A medical doctor who’d been transferred to a new facility claimed that his disability was the reason he was subjected to a hostile work environment. He filed a lawsuit, alleging that his employers had violated the Americans with Disabilities Act (ADA).
The man had been diagnosed with carpal tunnel syndrome in his right wrist, as well as an ulnar nerve injury in his right arm. He was working in the Primary Care section at an Ohio Veterans Administration facility and applied for positions in the Compensation and Pension (C&P) sections at VA facilities in San Antonio, TX and Las Vegas, NV. His injuries made it difficult for the doctor to handle heavy typing, making C&P a preferred option. He was offered both positions but accepted the job in San Antonio.
Just a few weeks after starting his new job, however, the doctor was moved from C&P to the Primary Care section. He later met with his second-line supervisor and told her about his disability. He asked to be reassigned to the C&P section because of the heavy typing required in Primary Care. The supervisor allegedly became irate, accused him of deceiving the facility by hiding his disability and threatened his job.
The man’s suit cited this specific incident as evidence in his case. He further noted the apparent delay in management accommodating his disability. He initially requested accommodation in May 2006 and again in June, October and July of the following year. He claimed that the typing made his condition more severe and was the reason he needed surgery in December 2007. He believed his accommodation requests were neglected with the hopes that he would simply quit.
He further claimed that his former supervisor in San Antonio said that his new supervisor asked for “the dirt” on the doctor, and that the second-line supervisor wanted him to give the doctor a poor rating. Finally, the doctor alleged that two “written counselings” in 2008 were unfounded and asserted that this was done to build a case for future termination.
The man argued that threatening his job, establishing the potential for termination and disregarding his disability to the point where surgery was required all constituted a work environment that a court would find hostile or abusive. The VA facility countered by stating that the doctor was never physically threatened or humiliated, the reputed hostility happened only intermittently over a period of more than two years, he was not stopped from doing his job, and he was never up for termination, suspended, placed on a performance improvement plan or disciplined.

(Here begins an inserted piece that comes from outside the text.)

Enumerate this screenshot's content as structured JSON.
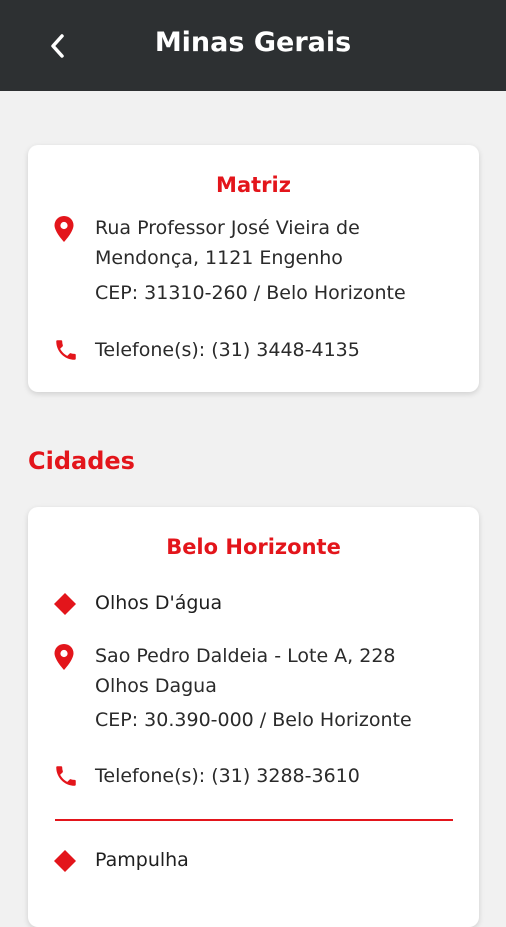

A plaintiff with a hostile work environment claim would need to show the frequency and severity of the hostility, any physical threats or humiliation and whether it interfered with a person’s work – all of which were disputed by the facility. Both the district and appeals courts agreed that the plaintiff had proven a work environment that was “uncomfortable,” but not one which could be considered hostile or abusive. Federal judges consequently dismissed the case, a decision which was upheld on appeal.